It is very rare that I go out to eat and feel satiated specially in the UK. Most of the times , most of the food is stale, even though the boards outside claim freshly made - what it means is freshly baked or cooked from frozen, exceptions of some pizzerias .
Eating out Indian Food is a disaster as most of the dishes that you know -- not because of my mother's culinary skills but because one has traveled and eaten at different places and know what the authentic Indian food is. Most Indian restaurants are run by Bangladeshis and their food is not Indian or Asian because having many friends from that part of the subcontinent, I know what they cook and eat at home. As I respond to the waiters in these restaurant , I always ask do you also eat this food and equivocally they say ,' No'.
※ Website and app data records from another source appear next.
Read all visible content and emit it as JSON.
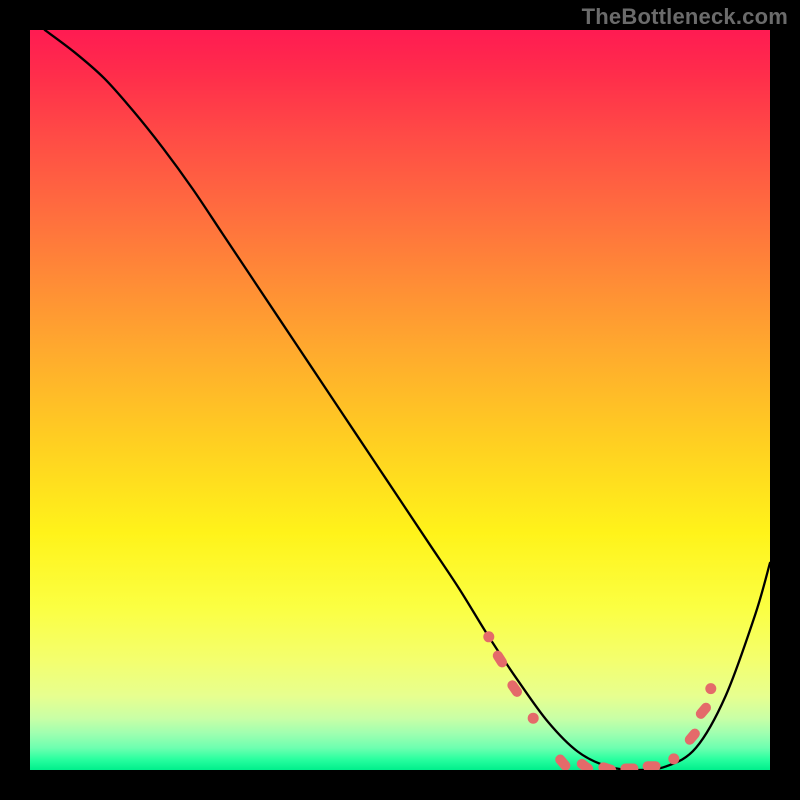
{
  "watermark": "TheBottleneck.com",
  "colors": {
    "background": "#000000",
    "dot_color": "#e46a6a",
    "curve_color": "#000000",
    "gradient_top": "#ff1b52",
    "gradient_bottom": "#00ef8c"
  },
  "chart_data": {
    "type": "line",
    "title": "",
    "xlabel": "",
    "ylabel": "",
    "xlim": [
      0,
      100
    ],
    "ylim": [
      0,
      100
    ],
    "grid": false,
    "legend": false,
    "notes": "Smooth V-shaped curve starting near top-left, descending nearly linearly to a broad flat minimum around x≈70–85, then rising toward top-right. Y decreases downward in plotted pixel space but values here are given with 0 at bottom (floor) and 100 at top.",
    "series": [
      {
        "name": "curve",
        "x": [
          2,
          6,
          10,
          14,
          18,
          22,
          26,
          30,
          34,
          38,
          42,
          46,
          50,
          54,
          58,
          62,
          66,
          70,
          74,
          78,
          82,
          86,
          90,
          94,
          98,
          100
        ],
        "y": [
          100,
          97,
          93.5,
          89,
          84,
          78.5,
          72.5,
          66.5,
          60.5,
          54.5,
          48.5,
          42.5,
          36.5,
          30.5,
          24.5,
          18,
          12,
          6.5,
          2.5,
          0.5,
          0,
          0.5,
          3,
          10,
          21,
          28
        ]
      }
    ],
    "highlight_markers": {
      "description": "Salmon rounded markers clustered along the flat bottom of the curve and partway up each side of the V.",
      "points": [
        {
          "x": 62,
          "y": 18,
          "shape": "dot"
        },
        {
          "x": 63.5,
          "y": 15,
          "shape": "capsule"
        },
        {
          "x": 65.5,
          "y": 11,
          "shape": "capsule"
        },
        {
          "x": 68,
          "y": 7,
          "shape": "dot"
        },
        {
          "x": 72,
          "y": 1,
          "shape": "capsule"
        },
        {
          "x": 75,
          "y": 0.5,
          "shape": "capsule"
        },
        {
          "x": 78,
          "y": 0.2,
          "shape": "capsule"
        },
        {
          "x": 81,
          "y": 0.2,
          "shape": "capsule"
        },
        {
          "x": 84,
          "y": 0.5,
          "shape": "capsule"
        },
        {
          "x": 87,
          "y": 1.5,
          "shape": "dot"
        },
        {
          "x": 89.5,
          "y": 4.5,
          "shape": "capsule"
        },
        {
          "x": 91,
          "y": 8,
          "shape": "capsule"
        },
        {
          "x": 92,
          "y": 11,
          "shape": "dot"
        }
      ]
    }
  }
}
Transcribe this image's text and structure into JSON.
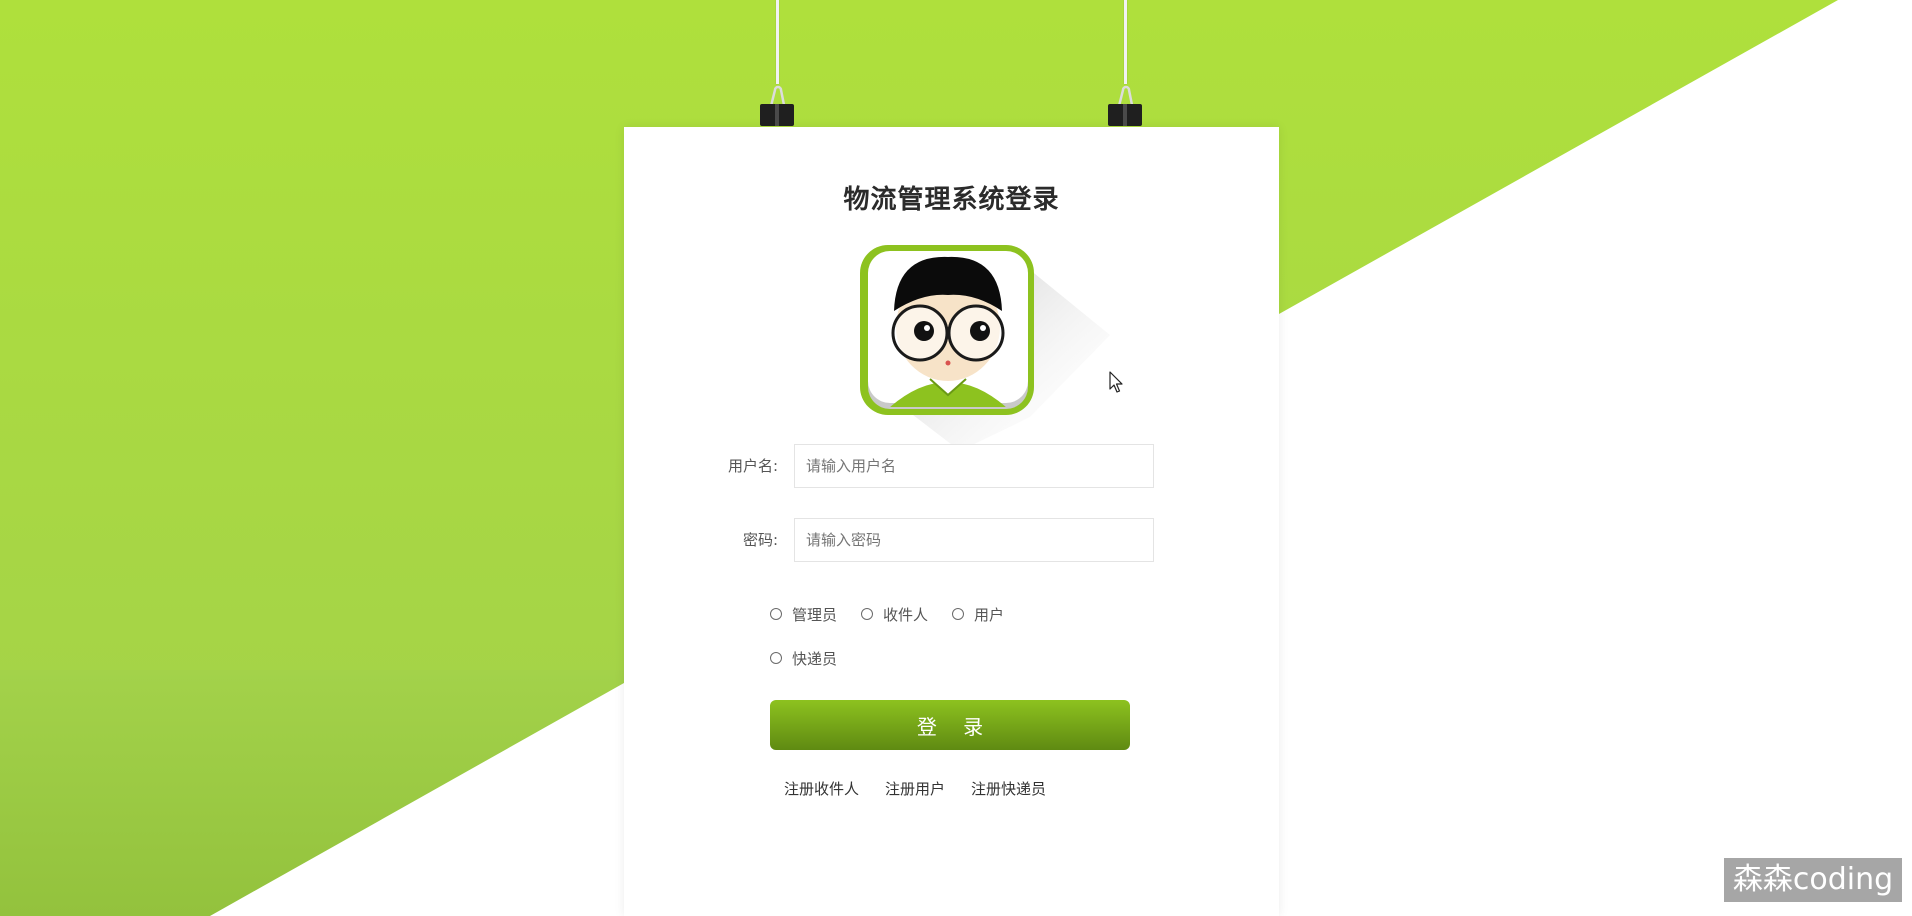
{
  "login": {
    "title": "物流管理系统登录",
    "username_label": "用户名:",
    "username_placeholder": "请输入用户名",
    "password_label": "密码:",
    "password_placeholder": "请输入密码",
    "roles": [
      "管理员",
      "收件人",
      "用户",
      "快递员"
    ],
    "login_button": "登 录",
    "register_links": [
      "注册收件人",
      "注册用户",
      "注册快递员"
    ]
  },
  "watermark": "森森coding",
  "colors": {
    "accent_green": "#8dc21f",
    "button_dark_green": "#5f8a12",
    "background_green": "#a8d840"
  }
}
So with this history and having searched for 1/2 hour a place to eat in Brighton today after our venture in Sight Seeing of this town, with hungry husband relying on my recommendation to choose we enter this acclaimed place that all my office colleague highly speak of. The grotesque interior, decorated with variety of objects that have no geographical or cultural uniformity was not unique to this place and laughing at the ,' created Indian ness' we settled and looked at the menu.
There was a Railway thali on offer with an option of Kingsize Thali . After some deliberation and as our phones reminded several times that we have crossed the daily limit of 10000 steps, we thought, it will be a good choice to eat a wholesome thali. So we order, and it comes true to what I was told by my colleagues -- variety of dishes put together without any spice and less salt - It was authentic Indian looking food quintessentially prepared for British Taste, portioned for the postmodern men and women who think about their weight at each morsel and priced for the international tourists who flock the famous lanes of Brighton!
Disappointed is an understatement when it came to the portions . The waitress tried to explain the sabjis included in the thali. I ordered hot ricecakes aka stale idllis that were steamed from frozen and served with Shorba --- No it is not a spelling mistake, that is what menu card said, - it was beatroot Shorba with some sambhar masala added to it with some dry podi as a chatney ... AND NO GINGERLY OIL - what an insult to any south Indian !
Thali had choice of Aasetu himachal versions of Curries - Nepali Curry, Kerla Curry and Aubergene sabji -- this covers the pan India ... no argument about it!
The achar was eatable and so was the Popadam - perhaps only two things that you could call were true to their taste !
As we sat there in a famous Jubilee Square looking and contemplating what colonialism and globalization has done to our Thali - outside the audience was coming and filing in their wishes on this wall - Before I die ......
I did not write there, but Before I Die -- I am going to eat authentic Thali -- of course not in the Great Britain !